  • If the government does not pay for the testing and most workers do not have health insurance or paid sick leave, a worker with mild flu-like symptoms must go to work. This worsens the worker’s condition, while also increasing the risk of spreading infection.
  • Many schools and daycares are closed, and families are without childcare.  This puts workers in a position where they are faced with the choice of who stays home to watch the children. This predominately falls to women, which has financial effects for them, but also has a risk factor for the other partner who now might have to work extra hours or take on increasingly precarious work in order to continue supporting the family. This situation is especially difficult for single parents, which are mostly women, who have no support with childcare, and yet must still work in order to provide for the family. Without resources, they may be compelled to put themselves or their family in dangerous situations.
  • Piling up of material or goods that have a delay in shipment, create a severe fire safety risk.

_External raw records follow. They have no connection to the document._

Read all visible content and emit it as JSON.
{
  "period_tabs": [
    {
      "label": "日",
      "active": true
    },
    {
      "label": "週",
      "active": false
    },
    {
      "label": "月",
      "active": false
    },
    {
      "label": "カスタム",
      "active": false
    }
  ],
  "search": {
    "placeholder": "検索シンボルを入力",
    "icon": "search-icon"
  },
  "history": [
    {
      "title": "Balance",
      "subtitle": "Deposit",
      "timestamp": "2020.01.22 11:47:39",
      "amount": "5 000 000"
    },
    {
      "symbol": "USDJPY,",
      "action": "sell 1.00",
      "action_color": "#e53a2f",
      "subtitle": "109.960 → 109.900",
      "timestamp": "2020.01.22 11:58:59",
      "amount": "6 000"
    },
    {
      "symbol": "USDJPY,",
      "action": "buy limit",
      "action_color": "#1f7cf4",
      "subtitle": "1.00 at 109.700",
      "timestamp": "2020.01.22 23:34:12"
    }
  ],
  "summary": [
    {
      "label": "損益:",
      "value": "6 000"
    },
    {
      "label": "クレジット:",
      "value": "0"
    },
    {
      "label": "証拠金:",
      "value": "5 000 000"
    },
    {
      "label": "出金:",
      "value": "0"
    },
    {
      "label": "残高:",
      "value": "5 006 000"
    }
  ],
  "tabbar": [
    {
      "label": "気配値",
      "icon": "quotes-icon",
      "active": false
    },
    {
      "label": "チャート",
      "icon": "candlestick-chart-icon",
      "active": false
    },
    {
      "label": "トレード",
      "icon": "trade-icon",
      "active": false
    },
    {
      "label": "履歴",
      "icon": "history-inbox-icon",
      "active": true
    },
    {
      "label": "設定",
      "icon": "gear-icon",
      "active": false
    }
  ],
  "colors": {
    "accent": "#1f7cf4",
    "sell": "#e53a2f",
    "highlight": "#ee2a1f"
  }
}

While excessive overtime may be unlikely, it can still be a risk (especially in China) as the situation improves.

  • In countries where factories remain open but workers with flu-like symptoms are not allowed to work, or where workers are still looking after children or sick relatives, the limited capacity of the reduced workforce may lead to excessive overtime.
  • Due to the massive shutdown of Chinese factories, the supply of raw material can fluctuate. The CMT factories might not be able to make their production plans properly. As a result of this and potential work stoppage, urgent excessive overtime can occur.
  • At a later stage, when factories can open, excessive overtime is very likely to happen. The factories might have to catch up for working days lost during the restriction period. 

Risk of violence and harassment against women and men in the world of work

  • Workplace violence and harassment, especially against female garment workers, is prevalent in garment factories. Research has demonstrated that the combination of low wages and excessive overtime increases incidences of violence and harassment. During COVID-19, and in the period after, these risk factors will be particularly prevalent, as workers recover from the economic loss and cope with fluctuates in work that can lead to excessive overtime and disruptions in regular income.
  • Additionally, during pandemics, the stress that many workers face at home and in the factory, particularly when experiencing economic insecurity, leads to an increase in incidences of intimate partner violence. Likewise, workplace stress is also related to higher levels of workplace harassment and assault, especially verbal harassment and sexual harassment. This is most often worse for those who are in the most vulnerable positions – women, migrants, younger workers, gender non-conforming, ethnic minorities. Moreover, in some countries, workers are stranded in hostels, which heightens their risk to violence and harassment.
  • The power imbalances between the predominantly male managerial and supervisory staff and the female garment workers are exacerbated by a situation where workers fear losing their jobs; this can create the potential for quid pro quo sexual harassment. These vulnerable workers may feel unable to refuse unwanted sexual advances to protect their job or to ensure they are given hours/paid for the hours they worked.
  • Migrant workers travelling home, or mass layoffs of factory workers, can create an environment where workers are travelling long distances (in some cases by foot). In other crises, migrant women in particular, have experienced an increase in sexual violence when on the move.
  • Workers who lose their jobs suddenly and without pay, will be at-risk for extreme forms of exploitation including human trafficking, scam recruitment offers, and sexual exploitation.

Fair Wear has country sheets with country-specific information on government policies, legislation regarding the protection of workers, and local initiatives that support and protect workers. You can find all of this information here.